“We have had two segments now,” says Hart. “[The series] will run during ‘The Conversation’ on HPR every Wednesday. We will focus on a different bird each week, leading with the bird’s song, then me talking about the natural history and conservation of the bird, and ending with its song again, all in one minute.”
According to Hart’s bio, he specializes in behavioral ecology, community ecology, and conservation of Hawaiian forests and forest birds. The conservation of Hawaiian forest birds has been a major theme of much of his past and current research. Most recently, Hart is focusing on four basic research areas: 1) the use of bioacoustics to address a variety of questions relating to bird conservation and behavior in both Hawaiʻi and Costa Rica, 2) dendrochronology to better understand the history and dynamics of Hawaiian forests and climate, 3) Hawaiian forest bird inventory and monitoring, and 4) Hawaiian forest inventory and monitoring.
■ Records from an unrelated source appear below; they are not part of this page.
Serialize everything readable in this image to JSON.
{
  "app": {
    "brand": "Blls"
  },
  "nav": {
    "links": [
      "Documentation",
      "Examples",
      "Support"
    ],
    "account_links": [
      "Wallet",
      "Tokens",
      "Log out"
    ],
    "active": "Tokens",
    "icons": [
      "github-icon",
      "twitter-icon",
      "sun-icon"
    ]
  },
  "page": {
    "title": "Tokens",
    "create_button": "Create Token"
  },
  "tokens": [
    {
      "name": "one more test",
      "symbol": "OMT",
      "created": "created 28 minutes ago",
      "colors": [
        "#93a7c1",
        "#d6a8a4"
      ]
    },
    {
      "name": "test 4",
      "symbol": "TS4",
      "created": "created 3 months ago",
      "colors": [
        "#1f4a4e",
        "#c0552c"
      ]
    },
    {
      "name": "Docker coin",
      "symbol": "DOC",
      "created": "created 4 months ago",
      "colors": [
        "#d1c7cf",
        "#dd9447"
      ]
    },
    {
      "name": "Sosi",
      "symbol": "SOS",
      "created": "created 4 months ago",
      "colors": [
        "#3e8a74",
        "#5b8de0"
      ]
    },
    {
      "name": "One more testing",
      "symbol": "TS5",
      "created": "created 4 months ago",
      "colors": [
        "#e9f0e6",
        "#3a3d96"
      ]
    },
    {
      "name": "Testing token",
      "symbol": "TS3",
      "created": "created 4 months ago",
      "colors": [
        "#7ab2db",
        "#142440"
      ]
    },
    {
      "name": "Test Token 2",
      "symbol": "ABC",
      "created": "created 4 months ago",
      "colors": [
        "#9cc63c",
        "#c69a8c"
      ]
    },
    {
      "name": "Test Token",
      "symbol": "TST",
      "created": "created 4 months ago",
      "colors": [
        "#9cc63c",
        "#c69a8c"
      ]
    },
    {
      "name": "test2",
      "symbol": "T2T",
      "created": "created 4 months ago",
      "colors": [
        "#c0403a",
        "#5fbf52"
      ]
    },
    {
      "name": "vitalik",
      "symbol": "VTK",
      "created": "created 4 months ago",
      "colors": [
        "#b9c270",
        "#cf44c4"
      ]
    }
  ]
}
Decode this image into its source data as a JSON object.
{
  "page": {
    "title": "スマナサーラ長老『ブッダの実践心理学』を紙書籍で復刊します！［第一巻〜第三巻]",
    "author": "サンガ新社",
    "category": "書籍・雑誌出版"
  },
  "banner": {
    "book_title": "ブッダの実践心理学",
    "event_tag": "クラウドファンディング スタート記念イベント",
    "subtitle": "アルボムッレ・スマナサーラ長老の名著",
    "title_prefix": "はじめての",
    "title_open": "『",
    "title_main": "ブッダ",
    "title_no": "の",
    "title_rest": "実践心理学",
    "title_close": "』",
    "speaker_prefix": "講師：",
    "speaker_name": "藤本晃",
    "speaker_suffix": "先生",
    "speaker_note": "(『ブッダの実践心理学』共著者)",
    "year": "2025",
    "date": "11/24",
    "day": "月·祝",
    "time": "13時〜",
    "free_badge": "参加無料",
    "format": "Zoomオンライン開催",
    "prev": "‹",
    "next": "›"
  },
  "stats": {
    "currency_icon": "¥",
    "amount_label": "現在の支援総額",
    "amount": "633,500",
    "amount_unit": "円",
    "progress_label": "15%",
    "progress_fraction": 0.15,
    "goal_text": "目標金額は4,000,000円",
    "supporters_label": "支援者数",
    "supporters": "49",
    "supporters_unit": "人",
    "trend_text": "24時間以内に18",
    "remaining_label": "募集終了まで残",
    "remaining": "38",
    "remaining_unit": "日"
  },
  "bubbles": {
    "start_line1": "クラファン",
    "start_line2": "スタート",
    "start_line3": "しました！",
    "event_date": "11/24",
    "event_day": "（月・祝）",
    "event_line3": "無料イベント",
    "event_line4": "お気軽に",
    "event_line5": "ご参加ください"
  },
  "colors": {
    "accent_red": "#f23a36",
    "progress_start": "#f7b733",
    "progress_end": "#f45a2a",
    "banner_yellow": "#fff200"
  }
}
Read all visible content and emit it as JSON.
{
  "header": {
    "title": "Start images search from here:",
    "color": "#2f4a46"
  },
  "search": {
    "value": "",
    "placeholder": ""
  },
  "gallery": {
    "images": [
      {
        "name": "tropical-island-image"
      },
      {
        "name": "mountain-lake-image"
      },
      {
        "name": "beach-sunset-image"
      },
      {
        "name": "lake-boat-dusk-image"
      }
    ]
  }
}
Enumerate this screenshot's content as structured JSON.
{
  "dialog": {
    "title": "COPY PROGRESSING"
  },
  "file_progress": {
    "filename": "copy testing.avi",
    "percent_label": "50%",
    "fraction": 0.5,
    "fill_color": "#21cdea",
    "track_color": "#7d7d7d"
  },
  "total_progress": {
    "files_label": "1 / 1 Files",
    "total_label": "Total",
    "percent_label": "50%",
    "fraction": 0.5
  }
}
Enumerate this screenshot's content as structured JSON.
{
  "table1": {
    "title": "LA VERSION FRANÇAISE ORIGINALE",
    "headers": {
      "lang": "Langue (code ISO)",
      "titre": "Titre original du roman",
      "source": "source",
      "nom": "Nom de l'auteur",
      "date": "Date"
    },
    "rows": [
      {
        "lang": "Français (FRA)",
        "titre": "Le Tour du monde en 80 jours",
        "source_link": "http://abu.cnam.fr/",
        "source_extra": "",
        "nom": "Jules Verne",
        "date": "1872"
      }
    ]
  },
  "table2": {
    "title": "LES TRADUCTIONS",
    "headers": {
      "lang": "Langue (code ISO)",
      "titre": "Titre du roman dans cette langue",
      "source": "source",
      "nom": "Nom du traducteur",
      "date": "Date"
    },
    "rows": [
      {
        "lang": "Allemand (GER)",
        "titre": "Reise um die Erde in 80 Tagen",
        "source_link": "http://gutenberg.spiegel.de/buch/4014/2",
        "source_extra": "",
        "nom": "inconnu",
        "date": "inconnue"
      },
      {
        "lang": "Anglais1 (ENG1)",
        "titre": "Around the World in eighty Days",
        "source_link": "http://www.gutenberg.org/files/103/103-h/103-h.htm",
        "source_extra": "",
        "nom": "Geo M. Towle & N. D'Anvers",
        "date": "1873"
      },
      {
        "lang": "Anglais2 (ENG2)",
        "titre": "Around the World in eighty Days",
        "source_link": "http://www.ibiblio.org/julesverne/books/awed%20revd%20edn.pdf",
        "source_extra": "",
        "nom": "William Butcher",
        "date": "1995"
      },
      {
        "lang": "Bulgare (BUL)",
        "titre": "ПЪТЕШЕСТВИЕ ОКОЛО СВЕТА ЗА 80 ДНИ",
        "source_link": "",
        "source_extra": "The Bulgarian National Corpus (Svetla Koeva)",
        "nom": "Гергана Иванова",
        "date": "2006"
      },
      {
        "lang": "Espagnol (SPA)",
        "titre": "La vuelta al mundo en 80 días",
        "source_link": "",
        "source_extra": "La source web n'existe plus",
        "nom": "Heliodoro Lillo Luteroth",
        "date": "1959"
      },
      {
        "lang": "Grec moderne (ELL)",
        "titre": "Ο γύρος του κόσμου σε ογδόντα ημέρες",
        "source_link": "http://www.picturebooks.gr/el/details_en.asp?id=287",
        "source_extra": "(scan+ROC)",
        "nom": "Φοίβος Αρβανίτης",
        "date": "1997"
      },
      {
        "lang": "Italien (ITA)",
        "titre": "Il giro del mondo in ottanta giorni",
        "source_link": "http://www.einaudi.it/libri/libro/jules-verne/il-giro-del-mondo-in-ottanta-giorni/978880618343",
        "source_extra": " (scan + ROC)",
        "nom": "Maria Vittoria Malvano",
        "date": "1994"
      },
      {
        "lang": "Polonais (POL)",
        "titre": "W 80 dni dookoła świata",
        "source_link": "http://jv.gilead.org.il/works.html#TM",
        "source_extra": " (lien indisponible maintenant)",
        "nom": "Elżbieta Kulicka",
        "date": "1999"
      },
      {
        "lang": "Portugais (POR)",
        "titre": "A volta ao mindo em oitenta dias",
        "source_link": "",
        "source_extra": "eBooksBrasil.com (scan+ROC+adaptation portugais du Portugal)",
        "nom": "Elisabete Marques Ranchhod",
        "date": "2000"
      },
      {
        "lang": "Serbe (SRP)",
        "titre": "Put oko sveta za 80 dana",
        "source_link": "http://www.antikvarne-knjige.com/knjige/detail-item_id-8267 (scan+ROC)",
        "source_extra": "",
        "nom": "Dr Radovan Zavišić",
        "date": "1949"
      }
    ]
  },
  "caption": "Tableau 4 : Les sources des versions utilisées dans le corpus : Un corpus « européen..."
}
In the new Manu Minute radio series, the audio of each bird song is made from field recordings conducted by Hart’s Listening Observatory for Hawaiian Ecosystems (LOHE) Lab. In addition to the audio of the bird’s song and Hart’s narrative, each published segment includes a descriptive article about the species written by Hart, photos of the bird, and an image of the spectrogram of the bird’s song showing the details of the unique sound of each bird.
The Manu Minute debuted on Oct. 17 with the ‘i‘iwi or scarlet honeycreeper. An excerpt of Hart’s description of the bird:
The scarlet honeycreeper, also known as the ‘i‘iwi, gets its name from the bright red plumage on its body. Native Hawaiians valued the bird for its vivid color, and often incorporated the feathers of the ‘i‘iwi into elaborate ahu‘ula (feathered cloaks) and mahiole (feathered helmets) for ali‘i.
While an adult scarlet honeycreeper is easy to spot, juvenile ‘i‘iwi have more subdued plumages of orange, yellow, and brown, which helps them to camouflage as they learn their way through Hawai‘i’s native forests.
This week, Hart’s Manu Minute features the amakihi, a species “among the last native non-shore birds that can be found near sea level.”
Hart says he just learned this second segment is in the top ten most popular posts on HPR for the year.
Story by Susan Enright, a public information specialist for the Office of the Chancellor and editor of UH Hilo Stories. She received her bachelor of arts in English and certificate in women’s studies from UH Hilo.